### Task brief
Please return every line from the entries that has the string "selected" in it.

Data about app and page elements
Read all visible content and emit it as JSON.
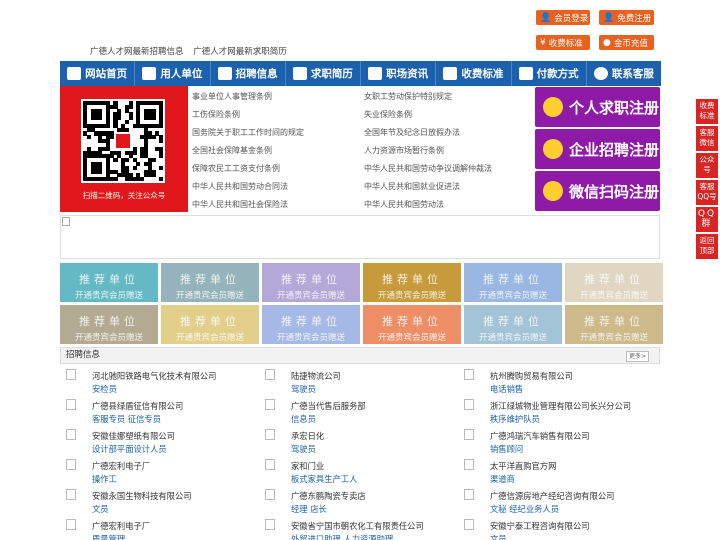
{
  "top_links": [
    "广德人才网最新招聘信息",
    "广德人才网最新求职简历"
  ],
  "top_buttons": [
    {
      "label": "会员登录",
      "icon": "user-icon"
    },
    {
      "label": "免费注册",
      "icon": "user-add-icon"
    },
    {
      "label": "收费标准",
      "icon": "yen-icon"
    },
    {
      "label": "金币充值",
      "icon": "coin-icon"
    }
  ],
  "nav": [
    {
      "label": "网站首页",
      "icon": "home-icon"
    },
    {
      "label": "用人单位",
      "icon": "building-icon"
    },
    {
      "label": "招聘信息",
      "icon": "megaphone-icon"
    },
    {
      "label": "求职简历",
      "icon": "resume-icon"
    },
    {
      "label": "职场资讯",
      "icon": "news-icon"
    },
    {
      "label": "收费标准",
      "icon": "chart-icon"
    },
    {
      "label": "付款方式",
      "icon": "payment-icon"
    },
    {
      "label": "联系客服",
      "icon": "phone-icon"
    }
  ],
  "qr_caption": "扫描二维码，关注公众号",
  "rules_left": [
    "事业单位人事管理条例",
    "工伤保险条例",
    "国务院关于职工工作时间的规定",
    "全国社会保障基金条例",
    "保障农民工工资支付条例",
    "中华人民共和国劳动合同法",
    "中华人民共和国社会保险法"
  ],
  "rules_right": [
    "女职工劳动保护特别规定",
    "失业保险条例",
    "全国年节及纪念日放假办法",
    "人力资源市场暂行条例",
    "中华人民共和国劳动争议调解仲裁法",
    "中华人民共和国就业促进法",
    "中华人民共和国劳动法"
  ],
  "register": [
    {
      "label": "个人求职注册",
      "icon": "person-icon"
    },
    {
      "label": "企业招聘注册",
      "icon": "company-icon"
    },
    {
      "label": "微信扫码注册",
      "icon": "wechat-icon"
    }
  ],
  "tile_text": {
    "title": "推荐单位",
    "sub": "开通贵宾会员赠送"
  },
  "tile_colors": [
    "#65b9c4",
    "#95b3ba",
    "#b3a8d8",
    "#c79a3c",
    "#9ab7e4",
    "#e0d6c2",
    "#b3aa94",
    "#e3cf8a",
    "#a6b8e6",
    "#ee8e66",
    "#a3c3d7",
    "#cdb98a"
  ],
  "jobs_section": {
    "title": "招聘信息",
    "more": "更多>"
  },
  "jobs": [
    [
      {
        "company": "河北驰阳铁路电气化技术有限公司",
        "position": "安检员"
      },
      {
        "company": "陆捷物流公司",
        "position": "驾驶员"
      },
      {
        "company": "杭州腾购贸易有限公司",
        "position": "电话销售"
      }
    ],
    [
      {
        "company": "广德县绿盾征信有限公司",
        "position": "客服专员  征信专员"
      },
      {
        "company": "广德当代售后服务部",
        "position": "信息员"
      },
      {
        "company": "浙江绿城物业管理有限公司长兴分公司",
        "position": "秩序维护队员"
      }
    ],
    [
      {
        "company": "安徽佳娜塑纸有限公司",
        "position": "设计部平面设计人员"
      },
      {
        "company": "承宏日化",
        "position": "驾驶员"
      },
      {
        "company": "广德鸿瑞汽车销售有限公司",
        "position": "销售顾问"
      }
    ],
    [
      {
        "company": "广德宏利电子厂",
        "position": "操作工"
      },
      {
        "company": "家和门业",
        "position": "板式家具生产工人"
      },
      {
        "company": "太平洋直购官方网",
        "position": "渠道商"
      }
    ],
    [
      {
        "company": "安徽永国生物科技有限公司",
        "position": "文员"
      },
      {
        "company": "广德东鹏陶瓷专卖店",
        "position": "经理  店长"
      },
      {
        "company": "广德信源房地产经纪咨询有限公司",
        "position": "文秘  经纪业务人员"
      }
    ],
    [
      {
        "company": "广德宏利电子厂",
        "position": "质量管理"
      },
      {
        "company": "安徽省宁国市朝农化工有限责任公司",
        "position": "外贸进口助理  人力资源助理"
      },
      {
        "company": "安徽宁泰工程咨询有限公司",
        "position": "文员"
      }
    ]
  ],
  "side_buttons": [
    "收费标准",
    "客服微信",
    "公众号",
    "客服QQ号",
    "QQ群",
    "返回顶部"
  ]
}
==
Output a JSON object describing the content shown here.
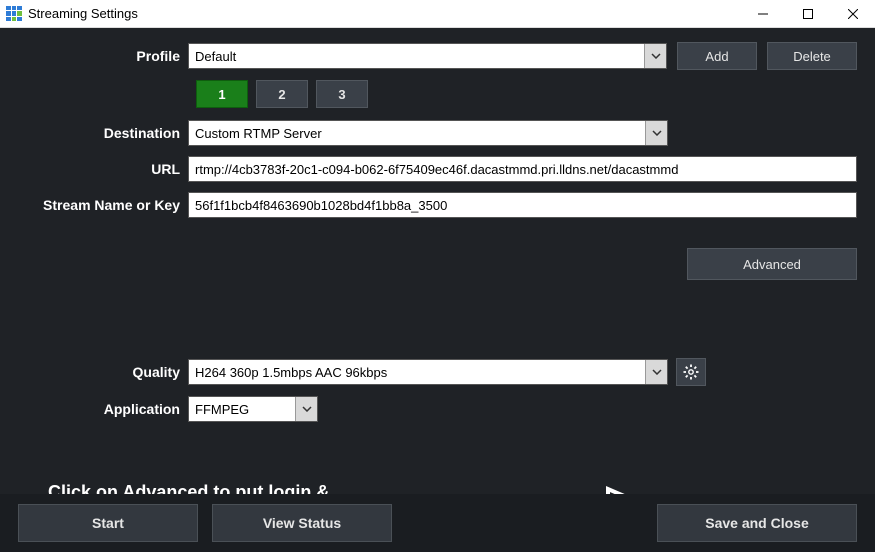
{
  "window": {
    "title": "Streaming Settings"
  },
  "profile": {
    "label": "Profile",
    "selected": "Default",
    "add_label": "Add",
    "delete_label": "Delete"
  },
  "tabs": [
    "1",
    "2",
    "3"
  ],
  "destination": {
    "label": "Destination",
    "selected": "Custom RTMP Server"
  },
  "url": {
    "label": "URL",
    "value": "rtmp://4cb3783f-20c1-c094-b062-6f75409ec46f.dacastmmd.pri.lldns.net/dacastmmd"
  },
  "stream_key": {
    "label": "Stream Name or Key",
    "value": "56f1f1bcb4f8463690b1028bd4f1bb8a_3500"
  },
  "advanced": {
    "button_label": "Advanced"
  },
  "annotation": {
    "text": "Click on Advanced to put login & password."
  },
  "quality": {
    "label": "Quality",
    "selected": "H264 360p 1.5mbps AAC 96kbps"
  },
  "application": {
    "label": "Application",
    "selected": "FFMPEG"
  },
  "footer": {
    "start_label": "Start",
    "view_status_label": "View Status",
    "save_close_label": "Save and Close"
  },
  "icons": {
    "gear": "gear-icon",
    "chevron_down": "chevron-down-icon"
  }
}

### Response area
    "selected": "Default",
    "selected": "Custom RTMP Server"
    "selected": "H264 360p 1.5mbps AAC 96kbps"
    "selected": "FFMPEG"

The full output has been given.